Returning to France

Monday, May 16, 2016

Over ten years ago, I dropped everything and moved to France.  Back then, I spoke French like “une vache espagnole.” Describing my poor language skills simply using this common French expression not only insults Spanish cows, and cows everywhere, I would be leaving out vital information about just how in over my head I was.

Photo taken my first night in Paris, August 2003.

My first night in Paris, August 2003.

For example, my first morning in Paris, I headed to the post office to send a package, and somehow I walked out with a box of envelopes.  Shaken, heart racing, I went straight back to the apartment and didn’t leave the for the rest of the day. Incomprehensibly fast French on TV kept me company until my friend Sophie was home from work to help me navigate this whole new world.  It took me weeks to build up the stamina to put myself out there, be willing appear a fool, be misunderstood, learn the skills to communicate what I felt were the simplest of ideas.

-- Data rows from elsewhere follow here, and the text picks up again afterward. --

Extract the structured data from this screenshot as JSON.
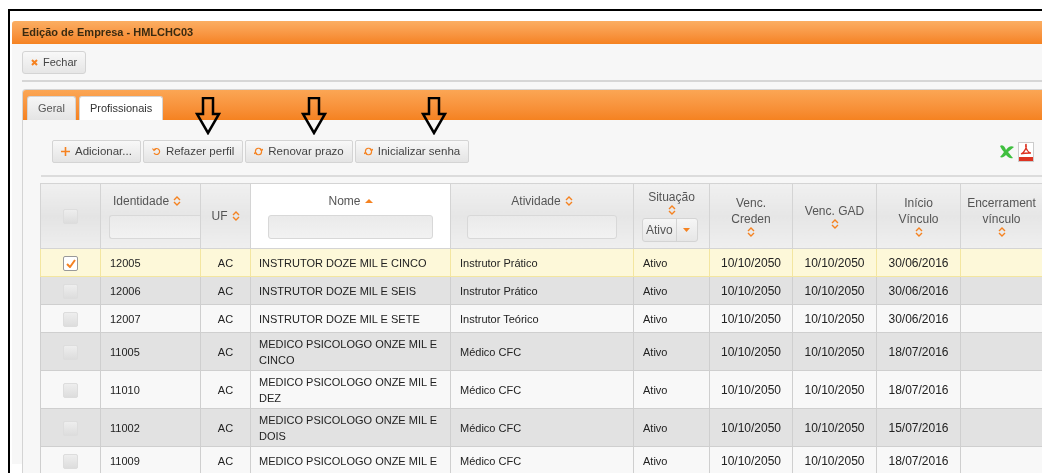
{
  "window": {
    "title": "Edição de Empresa - HMLCHC03"
  },
  "close_button": {
    "label": "Fechar"
  },
  "tabs": [
    {
      "label": "Geral",
      "selected": false
    },
    {
      "label": "Profissionais",
      "selected": true
    }
  ],
  "toolbar": [
    {
      "label": "Adicionar...",
      "kind": "add"
    },
    {
      "label": "Refazer perfil",
      "kind": "redo"
    },
    {
      "label": "Renovar prazo",
      "kind": "renew"
    },
    {
      "label": "Inicializar senha",
      "kind": "renew"
    }
  ],
  "table": {
    "select_all_checked": false,
    "columns": [
      {
        "label": "Identidade",
        "sorted": false,
        "filter_field": true
      },
      {
        "label": "UF",
        "sorted": false,
        "filter_field": false
      },
      {
        "label": "Nome",
        "sorted": true,
        "filter_field": true
      },
      {
        "label": "Atividade",
        "sorted": false,
        "filter_field": true
      },
      {
        "label": "Situação",
        "sorted": false,
        "filter_field": false,
        "filter_value": "Ativo"
      },
      {
        "label": "Venc. Creden",
        "sorted": false,
        "filter_field": false
      },
      {
        "label": "Venc. GAD",
        "sorted": false,
        "filter_field": false
      },
      {
        "label": "Início Vínculo",
        "sorted": false,
        "filter_field": false
      },
      {
        "label": "Encerrament vínculo",
        "sorted": false,
        "filter_field": false
      }
    ],
    "rows": [
      {
        "selected": true,
        "checked": true,
        "cells": [
          "12005",
          "AC",
          "INSTRUTOR DOZE MIL E CINCO",
          "Instrutor Prático",
          "Ativo",
          "10/10/2050",
          "10/10/2050",
          "30/06/2016"
        ]
      },
      {
        "selected": false,
        "checked": false,
        "cells": [
          "12006",
          "AC",
          "INSTRUTOR DOZE MIL E SEIS",
          "Instrutor Prático",
          "Ativo",
          "10/10/2050",
          "10/10/2050",
          "30/06/2016"
        ]
      },
      {
        "selected": false,
        "checked": false,
        "cells": [
          "12007",
          "AC",
          "INSTRUTOR DOZE MIL E SETE",
          "Instrutor Teórico",
          "Ativo",
          "10/10/2050",
          "10/10/2050",
          "30/06/2016"
        ]
      },
      {
        "selected": false,
        "checked": false,
        "cells": [
          "11005",
          "AC",
          "MEDICO PSICOLOGO ONZE MIL E CINCO",
          "Médico CFC",
          "Ativo",
          "10/10/2050",
          "10/10/2050",
          "18/07/2016"
        ]
      },
      {
        "selected": false,
        "checked": false,
        "cells": [
          "11010",
          "AC",
          "MEDICO PSICOLOGO ONZE MIL E DEZ",
          "Médico CFC",
          "Ativo",
          "10/10/2050",
          "10/10/2050",
          "18/07/2016"
        ]
      },
      {
        "selected": false,
        "checked": false,
        "cells": [
          "11002",
          "AC",
          "MEDICO PSICOLOGO ONZE MIL E DOIS",
          "Médico CFC",
          "Ativo",
          "10/10/2050",
          "10/10/2050",
          "15/07/2016"
        ]
      },
      {
        "selected": false,
        "checked": false,
        "cells": [
          "11009",
          "AC",
          "MEDICO PSICOLOGO ONZE MIL E",
          "Médico CFC",
          "Ativo",
          "10/10/2050",
          "10/10/2050",
          "18/07/2016"
        ]
      }
    ]
  }
}
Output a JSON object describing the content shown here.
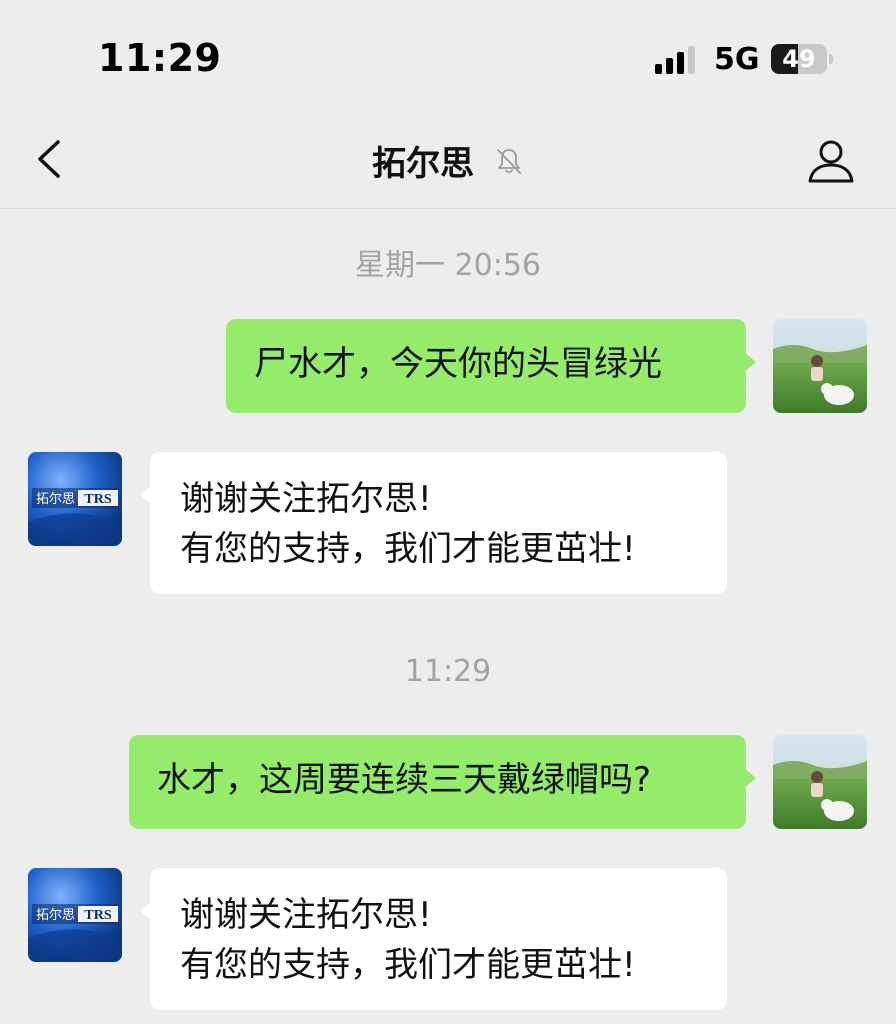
{
  "status_bar": {
    "time": "11:29",
    "network": "5G",
    "battery_level": "49",
    "battery_fraction": 0.49
  },
  "nav": {
    "back_icon": "chevron-left-icon",
    "title": "拓尔思",
    "mute_icon": "bell-muted-icon",
    "profile_icon": "person-icon"
  },
  "chat": {
    "timestamps": [
      "星期一 20:56",
      "11:29"
    ],
    "messages": [
      {
        "side": "sent",
        "text": "尸水才，今天你的头冒绿光"
      },
      {
        "side": "received",
        "lines": [
          "谢谢关注拓尔思!",
          "有您的支持，我们才能更茁壮!"
        ]
      },
      {
        "side": "sent",
        "text": "水才，这周要连续三天戴绿帽吗?"
      },
      {
        "side": "received",
        "lines": [
          "谢谢关注拓尔思!",
          "有您的支持，我们才能更茁壮!"
        ]
      }
    ],
    "brand_avatar_text": {
      "cn": "拓尔思",
      "en": "TRS"
    }
  },
  "colors": {
    "background": "#ededed",
    "sent_bubble": "#95ec69",
    "received_bubble": "#ffffff",
    "timestamp_text": "#a3a3a3"
  }
}
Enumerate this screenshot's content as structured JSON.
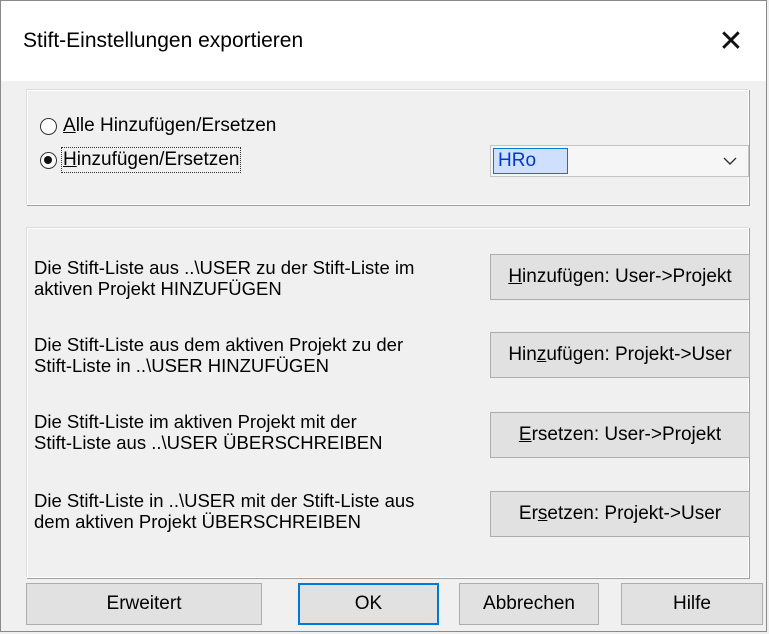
{
  "window": {
    "title": "Stift-Einstellungen exportieren",
    "close_glyph": "✕"
  },
  "mode": {
    "options": [
      {
        "pre": "",
        "mnemonic": "A",
        "post": "lle Hinzufügen/Ersetzen",
        "selected": false
      },
      {
        "pre": "",
        "mnemonic": "H",
        "post": "inzufügen/Ersetzen",
        "selected": true
      }
    ],
    "user_select": {
      "value": "HRo"
    }
  },
  "actions": [
    {
      "description": "Die Stift-Liste aus ..\\USER zu der Stift-Liste im\naktiven Projekt HINZUFÜGEN",
      "button": {
        "pre": "",
        "mnemonic": "H",
        "post": "inzufügen: User->Projekt"
      }
    },
    {
      "description": "Die Stift-Liste aus dem aktiven Projekt zu der\nStift-Liste in ..\\USER HINZUFÜGEN",
      "button": {
        "pre": "Hin",
        "mnemonic": "z",
        "post": "ufügen: Projekt->User"
      }
    },
    {
      "description": "Die Stift-Liste im aktiven Projekt mit der\nStift-Liste aus ..\\USER ÜBERSCHREIBEN",
      "button": {
        "pre": "",
        "mnemonic": "E",
        "post": "rsetzen: User->Projekt"
      }
    },
    {
      "description": "Die Stift-Liste in ..\\USER mit der Stift-Liste aus\ndem aktiven Projekt ÜBERSCHREIBEN",
      "button": {
        "pre": "Er",
        "mnemonic": "s",
        "post": "etzen: Projekt->User"
      }
    }
  ],
  "footer": {
    "extended_label": "Erweitert",
    "ok_label": "OK",
    "cancel_label": "Abbrechen",
    "help_label": "Hilfe"
  },
  "colors": {
    "focus_border": "#0078d7",
    "selection_bg": "#cfe0ff",
    "selection_text": "#0038c8"
  }
}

For months, I would go running around the loop at the local park, and would refuse to pass people because I might have to excuse myself: “pardon.” My current career and life path leads a direct line back to these experiences riddled with fear, excitement, and incalculable growth.

Next week, I’m headed back to France. This time, as the teacher, the leader, the role model for much younger, braver versions of myself. I feel so much gratitude for this opportunity. I believe in my core that travel wakes us up to our day-to-day privileges, invites us to experience ourselves anew, and demands us to listen like we have never listened before.  Who can say how these students will have their lives changed, their imaginations might alight, their futures touched.  I do this work precisely for these moments: may this trip plants countless seeds that will bloom for decades to come.

by jillian nicks